THE TASK → An exact copy of the entries below is required, with all pictures removed.

Stored items:
* * * * *

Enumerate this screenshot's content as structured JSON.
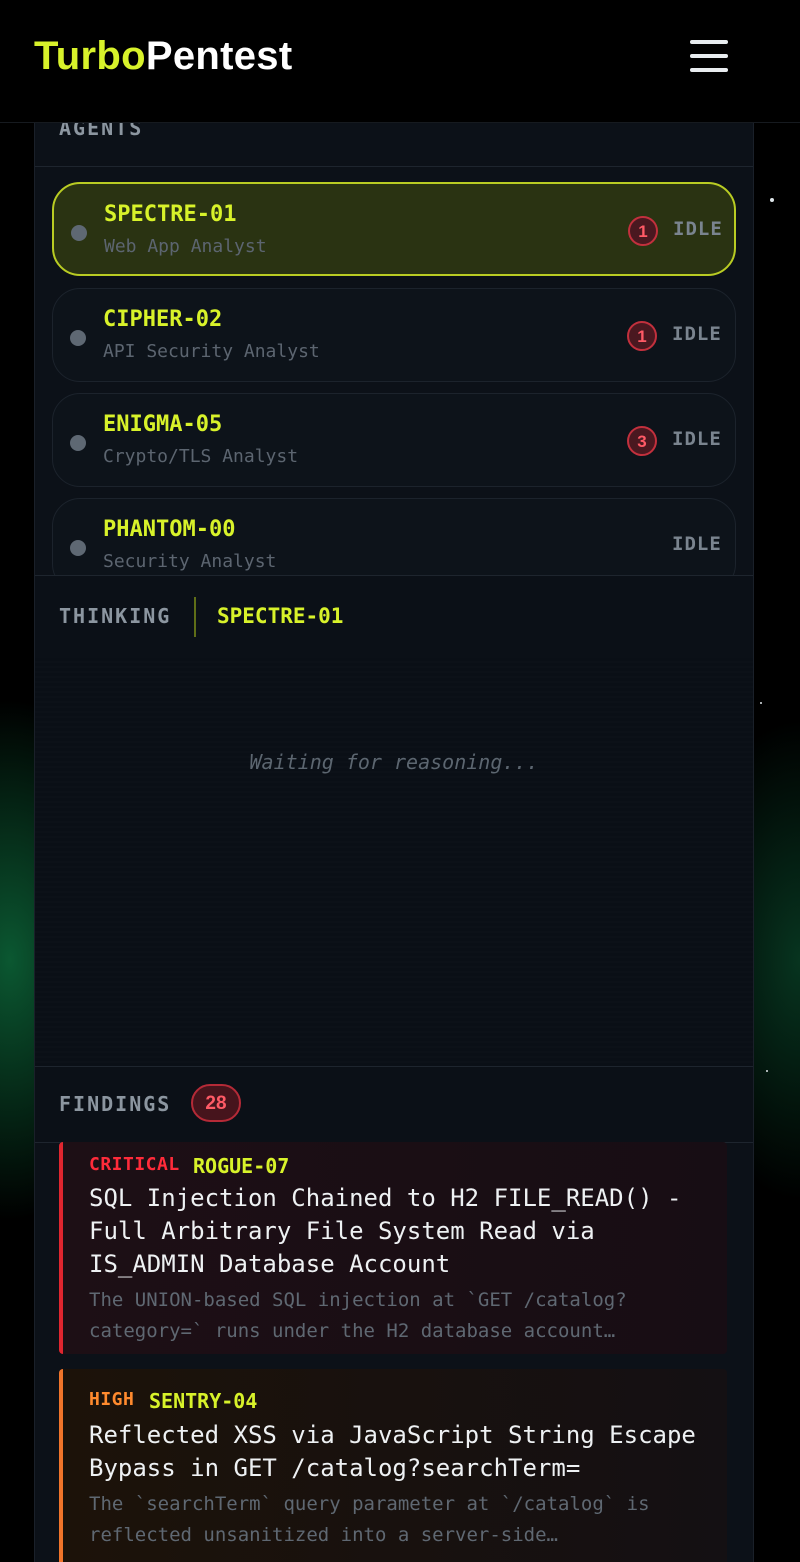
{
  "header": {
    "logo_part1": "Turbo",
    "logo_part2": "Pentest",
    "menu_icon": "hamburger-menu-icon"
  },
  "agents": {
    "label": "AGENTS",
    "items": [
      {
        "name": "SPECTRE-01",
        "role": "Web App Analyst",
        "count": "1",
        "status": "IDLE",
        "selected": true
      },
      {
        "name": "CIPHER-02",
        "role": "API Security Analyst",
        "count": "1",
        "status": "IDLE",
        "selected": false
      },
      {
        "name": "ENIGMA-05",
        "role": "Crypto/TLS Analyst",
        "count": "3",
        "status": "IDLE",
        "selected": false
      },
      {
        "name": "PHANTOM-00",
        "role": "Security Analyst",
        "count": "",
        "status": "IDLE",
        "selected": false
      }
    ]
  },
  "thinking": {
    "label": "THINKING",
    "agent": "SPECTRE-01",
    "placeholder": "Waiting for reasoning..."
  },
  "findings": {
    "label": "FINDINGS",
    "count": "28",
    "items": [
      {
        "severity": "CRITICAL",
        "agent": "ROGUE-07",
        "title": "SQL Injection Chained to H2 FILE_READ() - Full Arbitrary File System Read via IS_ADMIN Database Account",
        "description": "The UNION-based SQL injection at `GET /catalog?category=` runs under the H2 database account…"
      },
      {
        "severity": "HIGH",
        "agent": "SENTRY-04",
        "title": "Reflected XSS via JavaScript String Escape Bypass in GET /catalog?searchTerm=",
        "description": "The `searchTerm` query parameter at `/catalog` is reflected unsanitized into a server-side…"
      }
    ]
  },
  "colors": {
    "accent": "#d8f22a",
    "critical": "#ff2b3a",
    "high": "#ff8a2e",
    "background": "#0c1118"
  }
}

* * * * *

RESULT →
Enumerate this screenshot's content as structured JSON.
{
  "header": {
    "logo_part1": "Turbo",
    "logo_part2": "Pentest",
    "menu_icon": "hamburger-menu-icon"
  },
  "agents": {
    "label": "AGENTS",
    "items": [
      {
        "name": "SPECTRE-01",
        "role": "Web App Analyst",
        "count": "1",
        "status": "IDLE",
        "selected": true
      },
      {
        "name": "CIPHER-02",
        "role": "API Security Analyst",
        "count": "1",
        "status": "IDLE",
        "selected": false
      },
      {
        "name": "ENIGMA-05",
        "role": "Crypto/TLS Analyst",
        "count": "3",
        "status": "IDLE",
        "selected": false
      },
      {
        "name": "PHANTOM-00",
        "role": "Security Analyst",
        "count": "",
        "status": "IDLE",
        "selected": false
      }
    ]
  },
  "thinking": {
    "label": "THINKING",
    "agent": "SPECTRE-01",
    "placeholder": "Waiting for reasoning..."
  },
  "findings": {
    "label": "FINDINGS",
    "count": "28",
    "items": [
      {
        "severity": "CRITICAL",
        "agent": "ROGUE-07",
        "title": "SQL Injection Chained to H2 FILE_READ() - Full Arbitrary File System Read via IS_ADMIN Database Account",
        "description": "The UNION-based SQL injection at `GET /catalog?category=` runs under the H2 database account…"
      },
      {
        "severity": "HIGH",
        "agent": "SENTRY-04",
        "title": "Reflected XSS via JavaScript String Escape Bypass in GET /catalog?searchTerm=",
        "description": "The `searchTerm` query parameter at `/catalog` is reflected unsanitized into a server-side…"
      }
    ]
  },
  "colors": {
    "accent": "#d8f22a",
    "critical": "#ff2b3a",
    "high": "#ff8a2e",
    "background": "#0c1118"
  }
}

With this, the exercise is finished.